━━ PROVIDED DATA
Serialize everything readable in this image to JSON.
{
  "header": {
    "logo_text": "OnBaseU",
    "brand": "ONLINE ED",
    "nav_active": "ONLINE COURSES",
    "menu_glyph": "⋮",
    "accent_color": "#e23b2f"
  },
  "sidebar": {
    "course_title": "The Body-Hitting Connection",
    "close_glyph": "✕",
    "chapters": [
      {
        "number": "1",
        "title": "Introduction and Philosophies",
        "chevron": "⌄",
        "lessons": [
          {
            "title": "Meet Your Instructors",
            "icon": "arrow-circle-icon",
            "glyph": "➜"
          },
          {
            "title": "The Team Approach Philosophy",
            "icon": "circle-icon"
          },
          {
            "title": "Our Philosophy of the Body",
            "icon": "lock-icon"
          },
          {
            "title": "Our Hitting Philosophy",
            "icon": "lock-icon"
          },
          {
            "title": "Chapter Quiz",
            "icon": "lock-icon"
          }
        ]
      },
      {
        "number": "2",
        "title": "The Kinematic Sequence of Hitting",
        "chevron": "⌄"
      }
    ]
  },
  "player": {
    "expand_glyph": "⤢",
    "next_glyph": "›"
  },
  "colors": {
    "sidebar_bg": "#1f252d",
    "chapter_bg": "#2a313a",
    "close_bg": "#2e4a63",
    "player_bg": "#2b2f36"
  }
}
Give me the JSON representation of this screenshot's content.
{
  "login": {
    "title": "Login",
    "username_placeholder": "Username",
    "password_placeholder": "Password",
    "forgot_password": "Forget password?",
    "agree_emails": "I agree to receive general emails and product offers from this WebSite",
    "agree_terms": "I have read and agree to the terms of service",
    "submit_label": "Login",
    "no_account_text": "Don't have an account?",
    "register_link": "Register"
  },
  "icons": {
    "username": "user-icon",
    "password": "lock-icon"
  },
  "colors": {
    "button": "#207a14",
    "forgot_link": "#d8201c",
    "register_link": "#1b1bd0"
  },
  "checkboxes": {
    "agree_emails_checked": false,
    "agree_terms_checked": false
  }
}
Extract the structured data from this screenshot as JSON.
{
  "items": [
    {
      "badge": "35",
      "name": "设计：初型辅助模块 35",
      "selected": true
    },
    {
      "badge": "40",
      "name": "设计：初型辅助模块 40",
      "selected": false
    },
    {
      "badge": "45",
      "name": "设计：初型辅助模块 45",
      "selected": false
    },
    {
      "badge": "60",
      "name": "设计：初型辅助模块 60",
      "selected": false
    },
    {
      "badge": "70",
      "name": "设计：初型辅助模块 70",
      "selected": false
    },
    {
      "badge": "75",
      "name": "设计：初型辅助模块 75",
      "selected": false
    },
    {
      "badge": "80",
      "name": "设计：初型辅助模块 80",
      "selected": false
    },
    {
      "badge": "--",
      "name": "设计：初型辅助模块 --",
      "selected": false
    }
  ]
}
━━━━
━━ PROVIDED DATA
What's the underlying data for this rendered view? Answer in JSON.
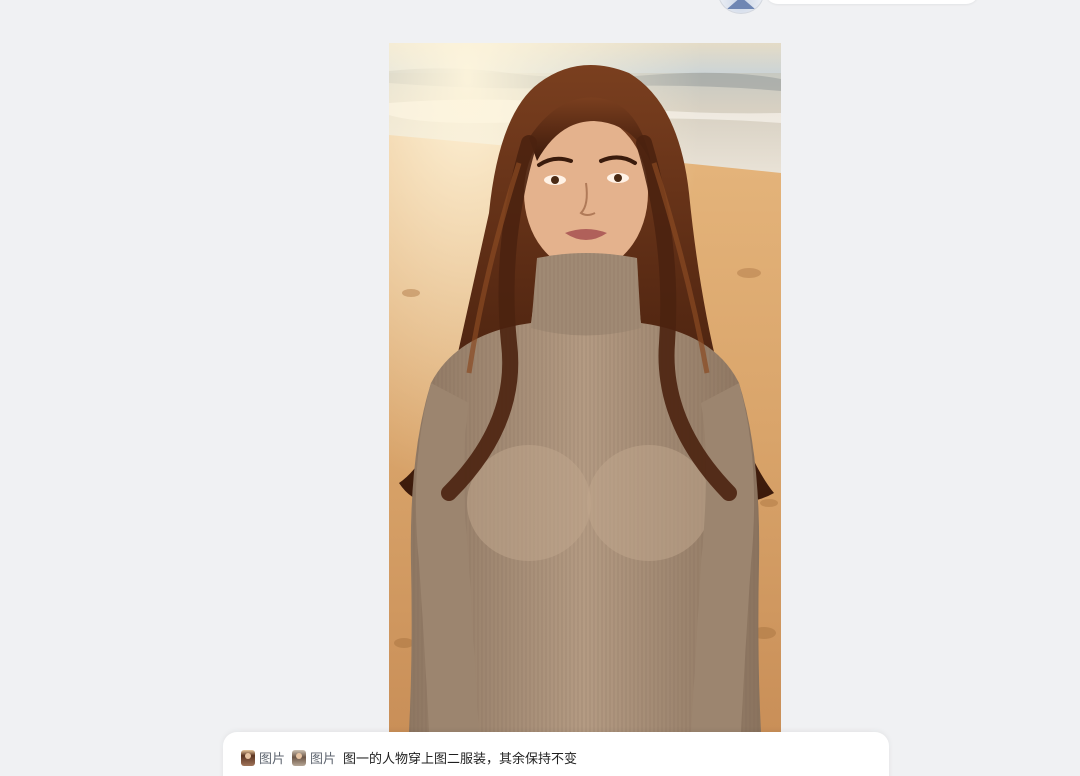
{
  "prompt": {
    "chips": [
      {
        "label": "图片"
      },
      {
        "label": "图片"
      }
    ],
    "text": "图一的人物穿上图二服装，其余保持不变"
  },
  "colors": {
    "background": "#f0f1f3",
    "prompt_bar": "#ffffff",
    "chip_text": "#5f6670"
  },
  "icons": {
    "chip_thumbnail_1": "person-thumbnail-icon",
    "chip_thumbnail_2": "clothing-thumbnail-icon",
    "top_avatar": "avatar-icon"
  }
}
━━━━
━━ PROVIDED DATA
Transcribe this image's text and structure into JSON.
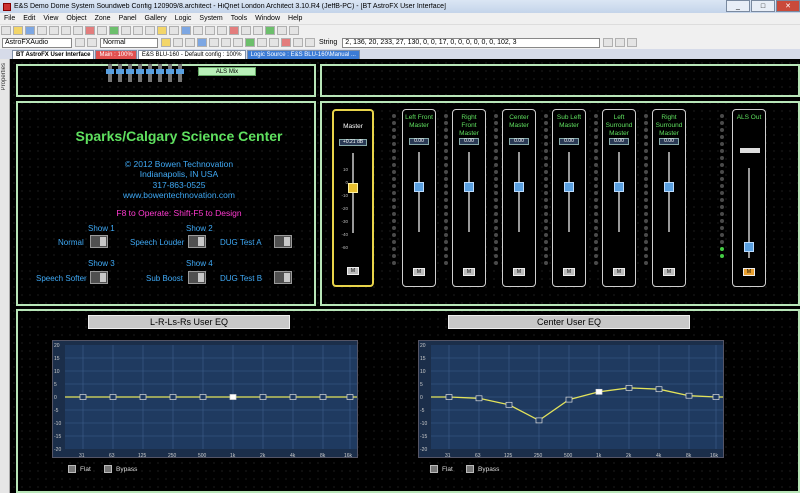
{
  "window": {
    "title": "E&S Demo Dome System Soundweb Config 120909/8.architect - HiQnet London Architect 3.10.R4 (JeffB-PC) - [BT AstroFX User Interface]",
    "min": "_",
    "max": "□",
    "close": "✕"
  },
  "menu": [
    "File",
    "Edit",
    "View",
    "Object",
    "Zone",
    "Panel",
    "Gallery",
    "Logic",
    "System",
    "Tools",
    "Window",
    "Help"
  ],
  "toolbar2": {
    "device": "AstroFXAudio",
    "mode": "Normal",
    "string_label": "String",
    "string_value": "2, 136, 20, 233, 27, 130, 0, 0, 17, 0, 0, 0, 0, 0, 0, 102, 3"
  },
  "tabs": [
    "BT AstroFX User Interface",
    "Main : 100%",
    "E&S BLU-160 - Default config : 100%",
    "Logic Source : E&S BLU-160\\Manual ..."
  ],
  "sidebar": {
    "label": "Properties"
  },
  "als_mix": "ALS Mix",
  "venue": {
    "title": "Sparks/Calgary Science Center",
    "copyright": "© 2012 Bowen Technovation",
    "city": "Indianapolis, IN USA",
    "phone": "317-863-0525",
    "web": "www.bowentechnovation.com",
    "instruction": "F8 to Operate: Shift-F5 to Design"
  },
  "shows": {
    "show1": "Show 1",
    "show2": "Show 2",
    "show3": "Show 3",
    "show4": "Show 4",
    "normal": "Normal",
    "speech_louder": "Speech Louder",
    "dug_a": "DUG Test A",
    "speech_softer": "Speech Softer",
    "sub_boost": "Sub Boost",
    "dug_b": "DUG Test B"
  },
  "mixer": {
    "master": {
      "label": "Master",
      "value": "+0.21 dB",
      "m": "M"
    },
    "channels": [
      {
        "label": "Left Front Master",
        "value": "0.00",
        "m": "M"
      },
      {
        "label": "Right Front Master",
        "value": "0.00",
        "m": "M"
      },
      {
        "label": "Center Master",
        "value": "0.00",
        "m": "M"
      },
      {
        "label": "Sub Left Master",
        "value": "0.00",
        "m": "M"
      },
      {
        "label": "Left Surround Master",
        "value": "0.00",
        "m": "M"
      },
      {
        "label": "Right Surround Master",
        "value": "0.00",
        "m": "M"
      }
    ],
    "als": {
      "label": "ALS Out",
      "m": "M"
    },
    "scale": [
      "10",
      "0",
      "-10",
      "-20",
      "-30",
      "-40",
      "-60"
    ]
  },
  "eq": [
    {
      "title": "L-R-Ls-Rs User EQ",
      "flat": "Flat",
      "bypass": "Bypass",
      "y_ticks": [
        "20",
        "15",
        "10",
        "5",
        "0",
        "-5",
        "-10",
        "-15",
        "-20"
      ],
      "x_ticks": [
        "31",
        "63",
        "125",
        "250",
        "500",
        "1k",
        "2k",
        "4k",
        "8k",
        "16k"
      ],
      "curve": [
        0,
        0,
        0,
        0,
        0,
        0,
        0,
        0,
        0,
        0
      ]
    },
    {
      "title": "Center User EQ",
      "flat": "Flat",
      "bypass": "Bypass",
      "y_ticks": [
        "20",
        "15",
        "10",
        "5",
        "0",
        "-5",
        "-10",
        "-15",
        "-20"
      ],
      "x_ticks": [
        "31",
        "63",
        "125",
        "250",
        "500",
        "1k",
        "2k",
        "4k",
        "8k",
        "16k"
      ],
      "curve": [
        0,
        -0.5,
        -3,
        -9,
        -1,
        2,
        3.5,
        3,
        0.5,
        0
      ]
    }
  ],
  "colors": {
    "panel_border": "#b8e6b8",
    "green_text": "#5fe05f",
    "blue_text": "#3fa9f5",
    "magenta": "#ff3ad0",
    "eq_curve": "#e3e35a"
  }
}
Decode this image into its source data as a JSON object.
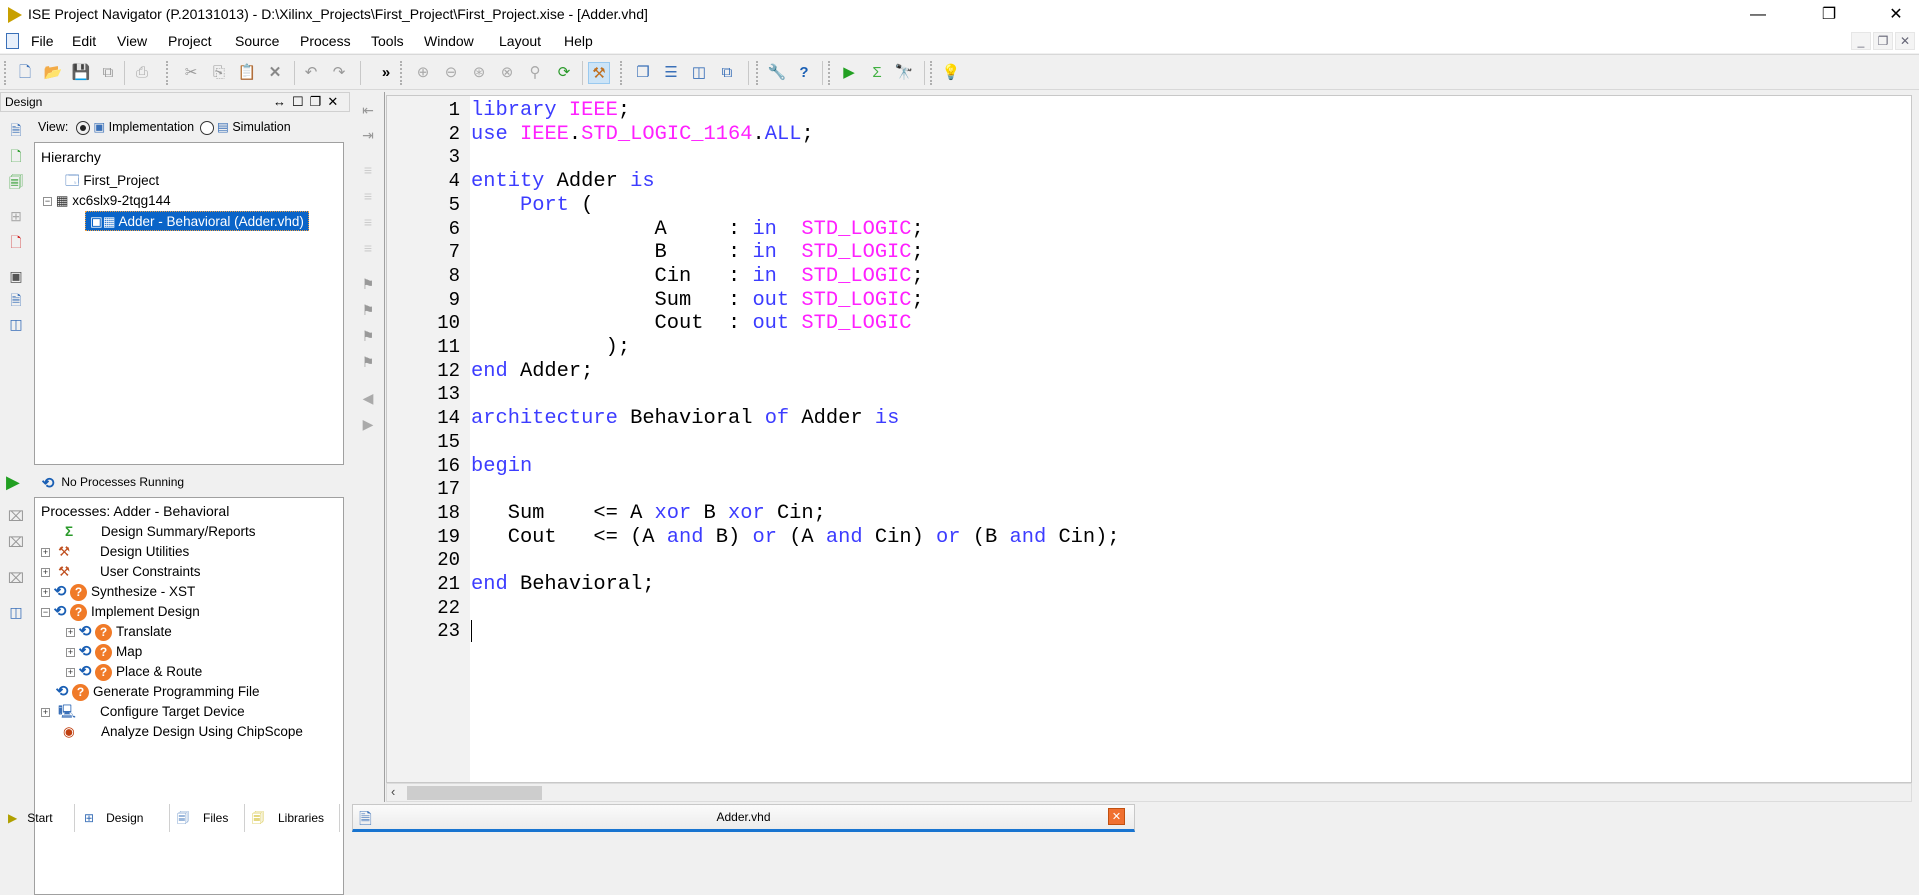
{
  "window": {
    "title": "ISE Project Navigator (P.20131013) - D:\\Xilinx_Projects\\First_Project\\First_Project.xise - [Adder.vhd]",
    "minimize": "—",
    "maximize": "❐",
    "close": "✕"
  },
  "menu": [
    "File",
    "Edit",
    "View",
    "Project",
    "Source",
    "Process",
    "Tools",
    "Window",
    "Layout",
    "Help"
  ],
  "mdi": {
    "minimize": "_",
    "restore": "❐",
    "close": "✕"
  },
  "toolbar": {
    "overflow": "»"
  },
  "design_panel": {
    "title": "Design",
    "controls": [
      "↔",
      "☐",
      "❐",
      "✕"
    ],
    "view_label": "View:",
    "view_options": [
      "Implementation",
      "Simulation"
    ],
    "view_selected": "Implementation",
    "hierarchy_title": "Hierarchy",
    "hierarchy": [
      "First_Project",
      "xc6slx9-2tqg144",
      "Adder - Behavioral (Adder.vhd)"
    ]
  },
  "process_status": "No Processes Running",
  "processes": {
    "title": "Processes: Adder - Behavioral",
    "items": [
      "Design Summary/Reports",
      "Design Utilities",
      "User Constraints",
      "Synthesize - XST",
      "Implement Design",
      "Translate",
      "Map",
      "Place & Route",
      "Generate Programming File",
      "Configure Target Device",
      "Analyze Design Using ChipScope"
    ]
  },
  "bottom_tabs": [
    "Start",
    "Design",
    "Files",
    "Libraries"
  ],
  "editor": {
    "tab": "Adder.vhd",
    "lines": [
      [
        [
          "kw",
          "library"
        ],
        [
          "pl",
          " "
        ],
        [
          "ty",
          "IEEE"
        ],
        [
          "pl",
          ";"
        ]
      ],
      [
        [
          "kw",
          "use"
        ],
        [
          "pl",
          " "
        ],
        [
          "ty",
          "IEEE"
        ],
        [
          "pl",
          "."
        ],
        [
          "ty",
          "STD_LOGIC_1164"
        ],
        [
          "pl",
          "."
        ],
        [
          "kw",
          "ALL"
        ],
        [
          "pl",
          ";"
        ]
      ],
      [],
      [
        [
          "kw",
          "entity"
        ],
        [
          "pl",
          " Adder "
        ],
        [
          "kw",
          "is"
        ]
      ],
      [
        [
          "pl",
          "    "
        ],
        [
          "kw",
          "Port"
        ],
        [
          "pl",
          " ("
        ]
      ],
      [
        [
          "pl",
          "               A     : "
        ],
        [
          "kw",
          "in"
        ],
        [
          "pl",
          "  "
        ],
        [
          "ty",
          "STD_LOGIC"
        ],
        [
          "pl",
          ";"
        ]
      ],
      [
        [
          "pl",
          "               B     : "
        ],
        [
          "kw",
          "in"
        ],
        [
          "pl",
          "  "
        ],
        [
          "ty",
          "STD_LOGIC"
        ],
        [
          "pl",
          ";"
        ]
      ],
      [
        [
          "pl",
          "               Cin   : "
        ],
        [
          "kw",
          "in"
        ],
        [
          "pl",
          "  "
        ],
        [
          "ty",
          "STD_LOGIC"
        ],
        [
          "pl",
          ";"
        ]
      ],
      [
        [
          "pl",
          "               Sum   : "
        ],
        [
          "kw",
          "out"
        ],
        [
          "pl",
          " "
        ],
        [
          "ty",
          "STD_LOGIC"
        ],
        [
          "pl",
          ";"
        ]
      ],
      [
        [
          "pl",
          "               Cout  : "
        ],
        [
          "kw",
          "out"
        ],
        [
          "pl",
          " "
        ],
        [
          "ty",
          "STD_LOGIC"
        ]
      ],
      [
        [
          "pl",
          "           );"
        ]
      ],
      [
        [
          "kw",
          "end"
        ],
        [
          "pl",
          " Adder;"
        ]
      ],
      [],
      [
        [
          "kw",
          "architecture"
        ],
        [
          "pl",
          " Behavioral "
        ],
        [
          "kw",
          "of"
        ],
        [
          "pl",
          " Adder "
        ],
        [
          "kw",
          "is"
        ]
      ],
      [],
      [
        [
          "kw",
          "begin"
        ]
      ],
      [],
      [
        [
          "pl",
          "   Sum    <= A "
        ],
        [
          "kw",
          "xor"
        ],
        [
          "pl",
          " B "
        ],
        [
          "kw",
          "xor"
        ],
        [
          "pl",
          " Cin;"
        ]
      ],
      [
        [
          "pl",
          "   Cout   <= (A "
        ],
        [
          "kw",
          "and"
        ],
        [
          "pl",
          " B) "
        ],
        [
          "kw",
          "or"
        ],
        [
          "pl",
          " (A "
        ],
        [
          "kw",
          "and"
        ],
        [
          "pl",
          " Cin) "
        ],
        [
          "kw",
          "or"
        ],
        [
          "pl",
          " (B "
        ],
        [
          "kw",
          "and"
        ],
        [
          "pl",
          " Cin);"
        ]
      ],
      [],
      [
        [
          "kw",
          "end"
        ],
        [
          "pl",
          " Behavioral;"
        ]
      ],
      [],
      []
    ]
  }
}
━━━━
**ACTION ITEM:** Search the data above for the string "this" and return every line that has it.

**RESULT:**
Serialize everything readable in this image to JSON.
Give me the JSON representation of this screenshot's content.
    "agree_emails": "I agree to receive general emails and product offers from this WebSite",
Extract the structured data from this screenshot as JSON.
What's the underlying data for this rendered view? Answer in JSON.
Transcribe this image's text and structure into JSON.
Decode this image into its source data as a JSON object.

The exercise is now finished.